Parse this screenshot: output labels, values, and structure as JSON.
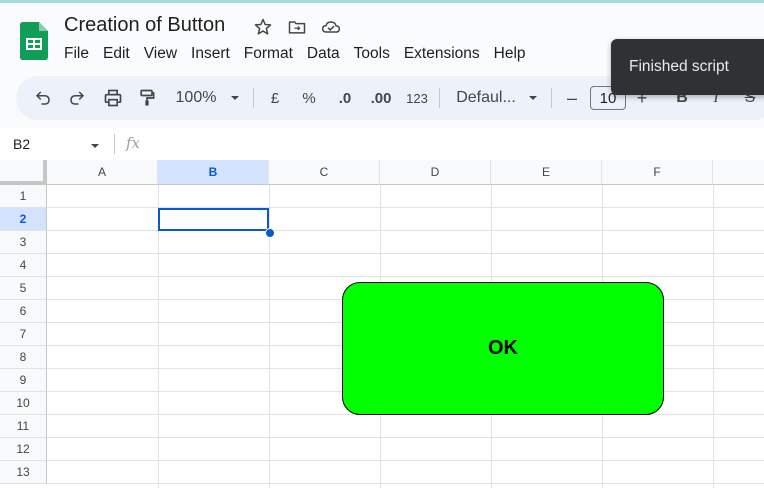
{
  "app": {
    "doc_title": "Creation of Button",
    "menu": [
      "File",
      "Edit",
      "View",
      "Insert",
      "Format",
      "Data",
      "Tools",
      "Extensions",
      "Help"
    ]
  },
  "toolbar": {
    "zoom": "100%",
    "currency": "£",
    "percent": "%",
    "decrease_decimal": ".0",
    "increase_decimal": ".00",
    "number_format": "123",
    "font_name": "Defaul...",
    "font_size": "10",
    "minus": "–",
    "plus": "+",
    "bold": "B",
    "italic": "I",
    "strike": "S"
  },
  "toast": {
    "text": "Finished script"
  },
  "formula_bar": {
    "name_box": "B2",
    "fx": "fx"
  },
  "sheet": {
    "columns": [
      "A",
      "B",
      "C",
      "D",
      "E",
      "F"
    ],
    "rows": [
      "1",
      "2",
      "3",
      "4",
      "5",
      "6",
      "7",
      "8",
      "9",
      "10",
      "11",
      "12",
      "13"
    ],
    "selected_cell": "B2"
  },
  "drawing_button": {
    "label": "OK",
    "fill": "#00ff00"
  },
  "colors": {
    "accent": "#0b57d0",
    "selection_header": "#d3e3fd",
    "sheets_green": "#0f9d58"
  }
}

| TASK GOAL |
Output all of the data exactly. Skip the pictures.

| TASK OUTPUT |
Parse this screenshot: output labels, values, and structure as JSON.
{
  "app": {
    "doc_title": "Creation of Button",
    "menu": [
      "File",
      "Edit",
      "View",
      "Insert",
      "Format",
      "Data",
      "Tools",
      "Extensions",
      "Help"
    ]
  },
  "toolbar": {
    "zoom": "100%",
    "currency": "£",
    "percent": "%",
    "decrease_decimal": ".0",
    "increase_decimal": ".00",
    "number_format": "123",
    "font_name": "Defaul...",
    "font_size": "10",
    "minus": "–",
    "plus": "+",
    "bold": "B",
    "italic": "I",
    "strike": "S"
  },
  "toast": {
    "text": "Finished script"
  },
  "formula_bar": {
    "name_box": "B2",
    "fx": "fx"
  },
  "sheet": {
    "columns": [
      "A",
      "B",
      "C",
      "D",
      "E",
      "F"
    ],
    "rows": [
      "1",
      "2",
      "3",
      "4",
      "5",
      "6",
      "7",
      "8",
      "9",
      "10",
      "11",
      "12",
      "13"
    ],
    "selected_cell": "B2"
  },
  "drawing_button": {
    "label": "OK",
    "fill": "#00ff00"
  },
  "colors": {
    "accent": "#0b57d0",
    "selection_header": "#d3e3fd",
    "sheets_green": "#0f9d58"
  }
}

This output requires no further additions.